There is no universal agreement on what the Internet of Things (IoT) really is, but as industries progress through the fourth industrial revolution, a lot of IoT concepts are starting to show patterns revolving around three basic principles: the presence of devices, a platform that connects them, and an intelligence that governs the formed network.
As more and more sectors are undergoing digital transformation and embracing IoT, certain risks are starting to pop up. With that in mind, here are a few insights from Microsoft on which aspect of cybersecurity should be the concern of each sector:
As a consumer
The biggest bulk of IoT users range from your everyday users to decision makers belonging at the highest echelons of the biggest industries. Consumer IoT users utilize connected devices in their homes, automobiles, accessories, and offices. Intel predicts that there will be 200 billion connected things by 2020, a huge growth from 2015’s 15 billion. This shows that there will be a huge boom in technological adaptation on the consumer segment of IoT.

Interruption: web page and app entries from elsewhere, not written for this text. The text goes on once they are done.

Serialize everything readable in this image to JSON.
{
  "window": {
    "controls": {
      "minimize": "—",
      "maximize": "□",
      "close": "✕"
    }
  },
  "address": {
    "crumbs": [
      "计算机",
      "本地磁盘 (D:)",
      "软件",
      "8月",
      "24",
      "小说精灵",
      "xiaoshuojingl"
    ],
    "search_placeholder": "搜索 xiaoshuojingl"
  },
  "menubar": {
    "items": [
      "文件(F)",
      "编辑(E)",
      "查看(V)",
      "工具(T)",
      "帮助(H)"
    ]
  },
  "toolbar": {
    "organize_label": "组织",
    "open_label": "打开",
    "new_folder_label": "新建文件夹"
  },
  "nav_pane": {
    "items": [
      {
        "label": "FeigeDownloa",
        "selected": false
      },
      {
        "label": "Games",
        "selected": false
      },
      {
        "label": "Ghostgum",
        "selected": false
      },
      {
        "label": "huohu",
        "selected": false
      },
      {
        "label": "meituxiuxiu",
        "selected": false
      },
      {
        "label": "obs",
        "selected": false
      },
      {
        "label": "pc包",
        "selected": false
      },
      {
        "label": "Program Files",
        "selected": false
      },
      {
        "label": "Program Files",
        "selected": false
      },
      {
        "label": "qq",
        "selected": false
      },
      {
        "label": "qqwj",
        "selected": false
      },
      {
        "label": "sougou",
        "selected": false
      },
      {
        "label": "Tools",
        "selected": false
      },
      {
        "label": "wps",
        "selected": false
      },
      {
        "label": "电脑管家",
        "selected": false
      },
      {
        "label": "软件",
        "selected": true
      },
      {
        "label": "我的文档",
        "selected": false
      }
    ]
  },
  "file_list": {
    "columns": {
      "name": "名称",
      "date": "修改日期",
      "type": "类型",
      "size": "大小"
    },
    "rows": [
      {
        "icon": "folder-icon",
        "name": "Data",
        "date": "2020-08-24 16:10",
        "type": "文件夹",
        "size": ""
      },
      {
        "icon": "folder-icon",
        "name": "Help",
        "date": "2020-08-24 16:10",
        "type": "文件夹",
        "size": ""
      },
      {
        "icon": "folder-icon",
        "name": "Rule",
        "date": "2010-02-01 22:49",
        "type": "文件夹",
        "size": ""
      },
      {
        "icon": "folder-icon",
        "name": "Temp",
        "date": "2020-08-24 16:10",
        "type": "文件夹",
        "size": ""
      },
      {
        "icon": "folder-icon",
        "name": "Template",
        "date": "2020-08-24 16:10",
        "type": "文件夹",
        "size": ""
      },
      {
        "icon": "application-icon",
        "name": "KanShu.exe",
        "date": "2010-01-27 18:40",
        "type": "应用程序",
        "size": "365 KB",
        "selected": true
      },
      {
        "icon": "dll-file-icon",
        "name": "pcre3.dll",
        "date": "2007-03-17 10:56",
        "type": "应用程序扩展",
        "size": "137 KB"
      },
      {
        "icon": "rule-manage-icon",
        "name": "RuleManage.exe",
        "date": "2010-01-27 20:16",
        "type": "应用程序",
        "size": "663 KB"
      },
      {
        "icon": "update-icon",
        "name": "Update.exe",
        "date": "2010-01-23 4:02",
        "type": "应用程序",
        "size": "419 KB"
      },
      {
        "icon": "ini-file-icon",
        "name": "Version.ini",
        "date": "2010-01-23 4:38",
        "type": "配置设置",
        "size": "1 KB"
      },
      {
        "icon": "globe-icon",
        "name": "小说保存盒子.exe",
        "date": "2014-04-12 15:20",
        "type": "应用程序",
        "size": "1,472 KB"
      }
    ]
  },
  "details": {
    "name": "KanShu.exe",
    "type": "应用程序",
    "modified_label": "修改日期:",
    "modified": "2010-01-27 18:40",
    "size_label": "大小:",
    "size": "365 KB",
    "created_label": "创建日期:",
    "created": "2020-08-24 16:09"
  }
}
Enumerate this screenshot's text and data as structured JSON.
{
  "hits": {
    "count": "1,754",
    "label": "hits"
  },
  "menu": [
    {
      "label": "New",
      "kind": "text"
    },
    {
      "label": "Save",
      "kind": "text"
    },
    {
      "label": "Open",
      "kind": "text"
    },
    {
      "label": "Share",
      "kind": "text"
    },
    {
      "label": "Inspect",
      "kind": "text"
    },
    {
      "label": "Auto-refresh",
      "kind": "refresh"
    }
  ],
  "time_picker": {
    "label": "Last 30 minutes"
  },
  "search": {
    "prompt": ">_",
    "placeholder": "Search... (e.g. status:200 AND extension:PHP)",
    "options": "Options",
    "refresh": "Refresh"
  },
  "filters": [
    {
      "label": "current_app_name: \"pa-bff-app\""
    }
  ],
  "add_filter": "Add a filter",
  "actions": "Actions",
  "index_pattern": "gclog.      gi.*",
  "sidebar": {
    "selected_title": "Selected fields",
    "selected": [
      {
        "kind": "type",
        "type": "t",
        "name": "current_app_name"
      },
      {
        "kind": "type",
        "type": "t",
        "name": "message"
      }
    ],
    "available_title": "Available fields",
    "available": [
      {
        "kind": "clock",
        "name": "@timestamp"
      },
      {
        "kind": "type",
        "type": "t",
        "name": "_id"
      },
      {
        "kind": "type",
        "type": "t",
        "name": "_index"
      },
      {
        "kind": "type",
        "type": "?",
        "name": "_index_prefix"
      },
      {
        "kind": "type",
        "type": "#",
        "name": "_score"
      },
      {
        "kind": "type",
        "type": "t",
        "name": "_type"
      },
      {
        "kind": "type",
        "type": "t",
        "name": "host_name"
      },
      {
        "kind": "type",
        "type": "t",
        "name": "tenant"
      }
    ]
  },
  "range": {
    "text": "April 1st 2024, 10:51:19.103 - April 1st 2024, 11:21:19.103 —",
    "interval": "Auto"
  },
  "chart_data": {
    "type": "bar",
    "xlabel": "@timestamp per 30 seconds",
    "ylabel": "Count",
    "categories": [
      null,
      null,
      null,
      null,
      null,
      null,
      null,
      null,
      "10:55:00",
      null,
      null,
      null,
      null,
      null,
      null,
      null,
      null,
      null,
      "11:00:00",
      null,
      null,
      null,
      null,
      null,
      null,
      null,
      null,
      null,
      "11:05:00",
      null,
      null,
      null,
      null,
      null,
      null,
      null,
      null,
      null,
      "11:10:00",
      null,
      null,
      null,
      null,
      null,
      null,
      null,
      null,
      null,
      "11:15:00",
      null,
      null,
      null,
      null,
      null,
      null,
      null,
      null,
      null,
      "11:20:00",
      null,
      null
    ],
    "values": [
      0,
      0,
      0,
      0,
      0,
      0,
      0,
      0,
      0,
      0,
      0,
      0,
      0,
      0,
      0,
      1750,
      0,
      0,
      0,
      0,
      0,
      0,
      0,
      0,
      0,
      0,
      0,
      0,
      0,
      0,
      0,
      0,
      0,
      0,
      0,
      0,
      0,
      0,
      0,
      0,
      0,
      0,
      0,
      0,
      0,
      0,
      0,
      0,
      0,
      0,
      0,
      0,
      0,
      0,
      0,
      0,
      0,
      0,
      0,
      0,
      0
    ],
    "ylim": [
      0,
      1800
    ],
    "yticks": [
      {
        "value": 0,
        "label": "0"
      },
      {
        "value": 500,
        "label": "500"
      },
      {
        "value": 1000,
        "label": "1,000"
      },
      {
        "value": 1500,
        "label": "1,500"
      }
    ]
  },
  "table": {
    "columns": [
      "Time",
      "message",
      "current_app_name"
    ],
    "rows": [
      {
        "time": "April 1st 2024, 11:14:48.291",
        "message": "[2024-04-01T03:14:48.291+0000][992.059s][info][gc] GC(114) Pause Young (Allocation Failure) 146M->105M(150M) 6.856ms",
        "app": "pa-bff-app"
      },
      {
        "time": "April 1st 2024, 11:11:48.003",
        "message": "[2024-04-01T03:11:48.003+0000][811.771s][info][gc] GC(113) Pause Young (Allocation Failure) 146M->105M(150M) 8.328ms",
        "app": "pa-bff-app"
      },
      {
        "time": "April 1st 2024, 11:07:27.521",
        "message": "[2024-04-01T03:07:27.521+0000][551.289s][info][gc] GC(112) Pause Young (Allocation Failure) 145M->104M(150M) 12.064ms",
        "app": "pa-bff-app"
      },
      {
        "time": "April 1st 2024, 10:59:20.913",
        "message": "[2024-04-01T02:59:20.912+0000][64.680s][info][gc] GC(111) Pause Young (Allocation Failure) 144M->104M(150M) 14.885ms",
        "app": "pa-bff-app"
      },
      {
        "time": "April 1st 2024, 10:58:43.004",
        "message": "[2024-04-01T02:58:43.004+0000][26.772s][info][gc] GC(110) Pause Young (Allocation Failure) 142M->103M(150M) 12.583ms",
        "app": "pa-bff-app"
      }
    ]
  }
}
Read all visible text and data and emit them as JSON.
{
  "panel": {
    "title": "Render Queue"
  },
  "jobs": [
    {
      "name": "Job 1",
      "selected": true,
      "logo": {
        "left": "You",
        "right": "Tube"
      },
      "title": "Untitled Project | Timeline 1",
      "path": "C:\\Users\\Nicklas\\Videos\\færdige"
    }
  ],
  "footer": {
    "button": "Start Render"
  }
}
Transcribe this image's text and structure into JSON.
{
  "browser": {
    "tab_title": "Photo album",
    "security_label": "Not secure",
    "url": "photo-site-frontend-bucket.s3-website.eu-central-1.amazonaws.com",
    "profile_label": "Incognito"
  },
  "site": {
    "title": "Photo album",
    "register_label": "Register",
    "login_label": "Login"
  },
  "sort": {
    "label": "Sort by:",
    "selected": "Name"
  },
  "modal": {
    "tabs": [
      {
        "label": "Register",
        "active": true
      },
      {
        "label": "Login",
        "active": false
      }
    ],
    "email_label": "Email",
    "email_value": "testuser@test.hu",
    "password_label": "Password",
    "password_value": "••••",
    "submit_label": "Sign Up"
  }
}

Their biggest concern? According to mscorpmedia, their security concerns often focus on exposure of private activity or sensitive personal information. With data jumping in value for every concern, it is starting to become a real issue as hackers and cyber criminals are now starting to mine data like contact details, bank accounts, and passwords to sell in the black market.
Their cybersecurity posture is not also the greatest. Oftentimes, the connected devices in this segment have a sub-optimal cybersecurity infrastructure. Tech One Global’s recommendations? Arm yourself, as much as possible, with secured solutions and operating systems. Windows 10 is a good foundation as it integrates well with other security solutions (Azure for cloud and Office 365 for business productivity).
As an enterprise
Enterprises use IoT to improve business processes (supply chain, inventory, maintenance, document management), enhancing customer experience, and covering many grounds in terms of productivity and workforce innovation. Industry 4.0, or the fourth industrial revolution characterized by digital disruptions, is the very evidence of this trend.
In return, enterprises become disruptors themselves. Airbnb and Uber are the epitome of this. Utilizing the presence of internet across industries and sectors and harnessing it to enter the untapped economy of sharing, these companies, along with many others, became the leading brand names of their respective industries.
Their biggest security concern? Like consumers, they are focused on compromises of privacy. More than that, they must scale it to their organization’s size that involves a lot of transition hurdles (equipment, employee skills, and overall business readiness). They also put more importance on data integrity and availability, which makes attacks focused on encryption, corruption, and deletion present serious consequences. For example, a consumer can still go through his day with a corrupted phone but an enterprise will have to sacrifice important uptime just to recover from a well-executed DDoS attack.
Thankfully, enterprises now have access to a lot of cybersecurity solutions. First, there’s Office 365 and all its different subscription models that can fit business infrastructures of small and big businesses. There’s also a dedicated cloud platform with Azure that serves as the foundation for many business applications. Finally, there’s document management systems like Enadoc that can serve as a foolproof backup in case of unpredictable disasters.
As a government
Given the range of societal roles that governments must take, their uses for IoT may be even more diverse than those of enterprises. It can span from e-governance that uses technology to improve services for citizens to more sensitive areas like national security and intelligence. With that in mind, governments can be seen showing a focus on improving standard government procedures with technology as well as being concerned with deep network attacks that have the potential to disrupt a whole country like Petya’s attack on Ukraine.
Government’s reliance on IoT has already been established through the years. For example, the San Francisco Municipal Transit Agency of California experienced a ransomware attack in November 2016 that disrupted its ability to collect fares. Good thing, it had a backup solution for its data, resulting to no ransoms paid and systems restored to normal.
With all these concerns, a cybersecurity ally is a must. Good thing, digital transformation partners like Tech One Global and Microsoft are here to lend a helping hand. Interested in exploring more of IoT? Which of these sectors do you belong in? Drop us a message here at Tech One Global.